§ **Information**

........

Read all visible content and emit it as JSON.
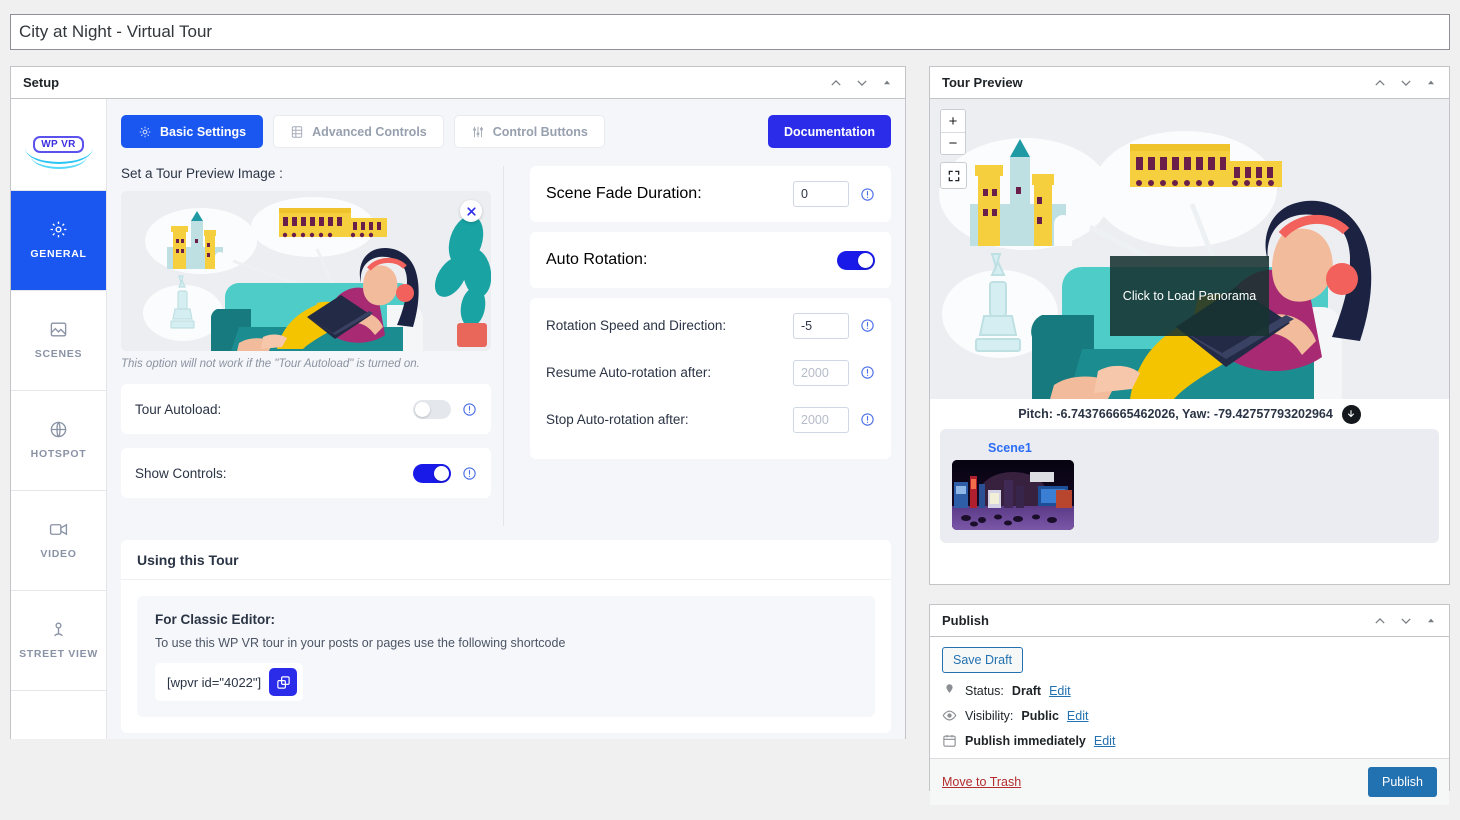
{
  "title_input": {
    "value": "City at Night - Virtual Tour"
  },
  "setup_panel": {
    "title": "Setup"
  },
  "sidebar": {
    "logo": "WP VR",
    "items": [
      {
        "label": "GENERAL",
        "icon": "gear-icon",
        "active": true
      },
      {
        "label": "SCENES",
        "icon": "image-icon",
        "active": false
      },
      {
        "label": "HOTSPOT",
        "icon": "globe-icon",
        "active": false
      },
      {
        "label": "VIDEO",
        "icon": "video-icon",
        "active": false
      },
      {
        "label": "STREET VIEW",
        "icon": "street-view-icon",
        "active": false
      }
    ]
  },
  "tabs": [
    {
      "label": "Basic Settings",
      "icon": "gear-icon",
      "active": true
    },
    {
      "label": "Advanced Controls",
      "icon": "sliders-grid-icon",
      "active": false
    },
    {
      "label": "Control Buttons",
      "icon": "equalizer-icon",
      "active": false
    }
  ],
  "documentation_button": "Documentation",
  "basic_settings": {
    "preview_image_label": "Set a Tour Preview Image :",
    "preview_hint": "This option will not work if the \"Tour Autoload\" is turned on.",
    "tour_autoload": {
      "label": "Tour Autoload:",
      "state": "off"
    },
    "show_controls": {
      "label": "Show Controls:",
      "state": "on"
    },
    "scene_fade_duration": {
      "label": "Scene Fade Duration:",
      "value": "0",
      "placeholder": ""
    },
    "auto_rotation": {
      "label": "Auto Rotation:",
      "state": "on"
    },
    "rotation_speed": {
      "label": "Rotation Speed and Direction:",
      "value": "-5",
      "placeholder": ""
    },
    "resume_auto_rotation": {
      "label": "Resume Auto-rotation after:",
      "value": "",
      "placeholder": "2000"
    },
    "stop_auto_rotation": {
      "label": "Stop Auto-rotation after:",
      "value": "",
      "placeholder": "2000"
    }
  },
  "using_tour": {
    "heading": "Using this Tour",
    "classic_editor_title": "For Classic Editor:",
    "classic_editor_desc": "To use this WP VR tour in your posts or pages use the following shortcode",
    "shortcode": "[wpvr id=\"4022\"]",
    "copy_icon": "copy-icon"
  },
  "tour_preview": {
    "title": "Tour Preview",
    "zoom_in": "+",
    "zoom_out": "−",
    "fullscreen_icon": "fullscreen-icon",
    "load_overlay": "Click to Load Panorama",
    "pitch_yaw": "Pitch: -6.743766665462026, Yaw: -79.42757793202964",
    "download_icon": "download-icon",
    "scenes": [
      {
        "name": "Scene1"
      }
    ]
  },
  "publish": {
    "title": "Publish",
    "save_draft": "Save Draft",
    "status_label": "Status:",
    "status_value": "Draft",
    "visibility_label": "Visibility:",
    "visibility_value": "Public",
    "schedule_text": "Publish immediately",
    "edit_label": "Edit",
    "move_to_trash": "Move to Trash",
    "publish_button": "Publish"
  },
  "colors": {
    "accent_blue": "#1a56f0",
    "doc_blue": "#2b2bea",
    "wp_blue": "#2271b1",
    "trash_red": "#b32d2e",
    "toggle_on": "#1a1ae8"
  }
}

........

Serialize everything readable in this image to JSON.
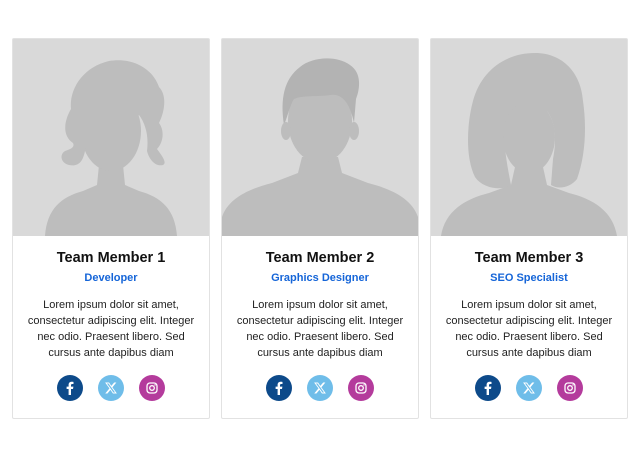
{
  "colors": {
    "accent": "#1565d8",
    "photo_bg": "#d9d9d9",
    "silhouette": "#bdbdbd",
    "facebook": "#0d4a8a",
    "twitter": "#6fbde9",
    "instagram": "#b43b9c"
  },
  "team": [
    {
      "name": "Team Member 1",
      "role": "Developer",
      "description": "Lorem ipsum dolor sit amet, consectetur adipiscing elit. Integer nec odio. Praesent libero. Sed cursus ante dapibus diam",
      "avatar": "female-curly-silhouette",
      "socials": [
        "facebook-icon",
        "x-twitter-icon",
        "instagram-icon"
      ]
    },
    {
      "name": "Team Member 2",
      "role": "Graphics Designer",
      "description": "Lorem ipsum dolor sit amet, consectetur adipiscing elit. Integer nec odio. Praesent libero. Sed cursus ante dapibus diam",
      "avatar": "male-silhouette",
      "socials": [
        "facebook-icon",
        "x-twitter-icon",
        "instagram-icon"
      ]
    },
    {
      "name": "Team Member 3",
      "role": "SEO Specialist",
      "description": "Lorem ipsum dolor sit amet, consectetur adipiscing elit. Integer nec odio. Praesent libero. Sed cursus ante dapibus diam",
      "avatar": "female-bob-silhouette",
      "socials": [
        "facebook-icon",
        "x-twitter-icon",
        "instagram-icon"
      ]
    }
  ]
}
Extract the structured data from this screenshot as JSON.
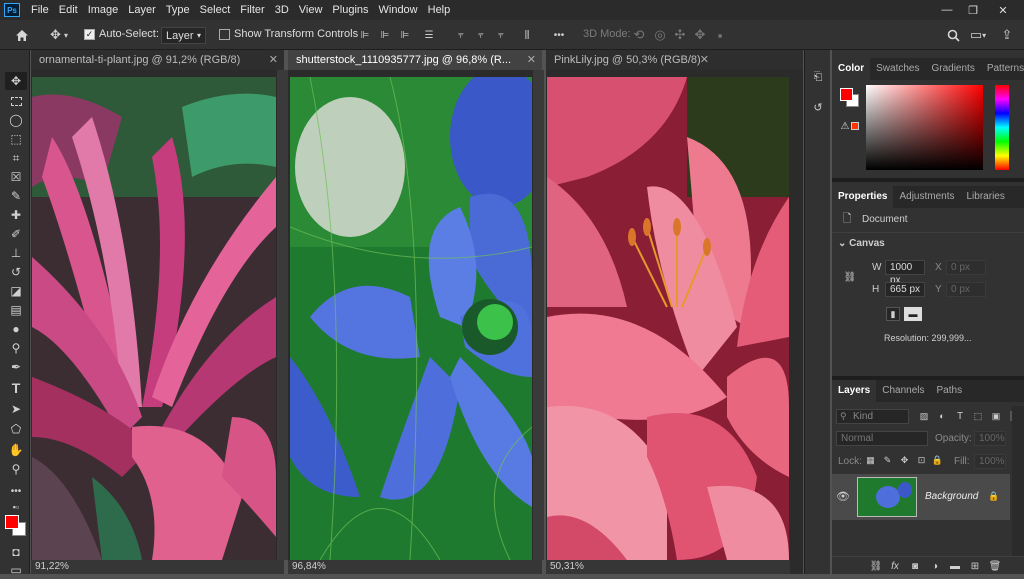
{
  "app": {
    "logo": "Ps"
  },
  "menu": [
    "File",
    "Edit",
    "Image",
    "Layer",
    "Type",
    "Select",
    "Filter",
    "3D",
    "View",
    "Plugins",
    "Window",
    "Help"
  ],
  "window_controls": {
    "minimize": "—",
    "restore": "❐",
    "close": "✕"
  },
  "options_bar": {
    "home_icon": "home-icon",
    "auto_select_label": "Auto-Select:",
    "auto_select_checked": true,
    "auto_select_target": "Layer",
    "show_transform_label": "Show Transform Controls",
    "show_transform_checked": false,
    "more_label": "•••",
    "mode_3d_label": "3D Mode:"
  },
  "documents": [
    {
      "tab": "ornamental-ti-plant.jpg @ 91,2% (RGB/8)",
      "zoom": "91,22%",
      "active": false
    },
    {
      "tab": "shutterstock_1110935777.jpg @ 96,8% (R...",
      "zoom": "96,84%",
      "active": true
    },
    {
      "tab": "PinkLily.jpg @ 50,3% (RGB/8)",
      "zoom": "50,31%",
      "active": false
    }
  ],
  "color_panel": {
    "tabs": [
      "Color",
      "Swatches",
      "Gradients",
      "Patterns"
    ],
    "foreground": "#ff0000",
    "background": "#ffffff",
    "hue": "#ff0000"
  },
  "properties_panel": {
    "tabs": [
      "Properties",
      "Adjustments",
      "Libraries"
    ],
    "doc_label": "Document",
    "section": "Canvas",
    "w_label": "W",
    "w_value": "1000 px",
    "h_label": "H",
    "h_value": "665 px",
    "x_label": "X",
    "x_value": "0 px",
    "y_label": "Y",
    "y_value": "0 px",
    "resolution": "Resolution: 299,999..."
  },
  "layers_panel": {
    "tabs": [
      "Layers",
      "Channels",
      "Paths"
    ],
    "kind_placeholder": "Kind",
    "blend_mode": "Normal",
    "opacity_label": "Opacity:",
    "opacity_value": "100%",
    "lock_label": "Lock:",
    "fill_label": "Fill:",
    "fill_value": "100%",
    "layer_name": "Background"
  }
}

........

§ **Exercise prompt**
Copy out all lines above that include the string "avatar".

§ **Finished task**
      "avatar": "female-curly-silhouette",
      "avatar": "male-silhouette",
      "avatar": "female-bob-silhouette",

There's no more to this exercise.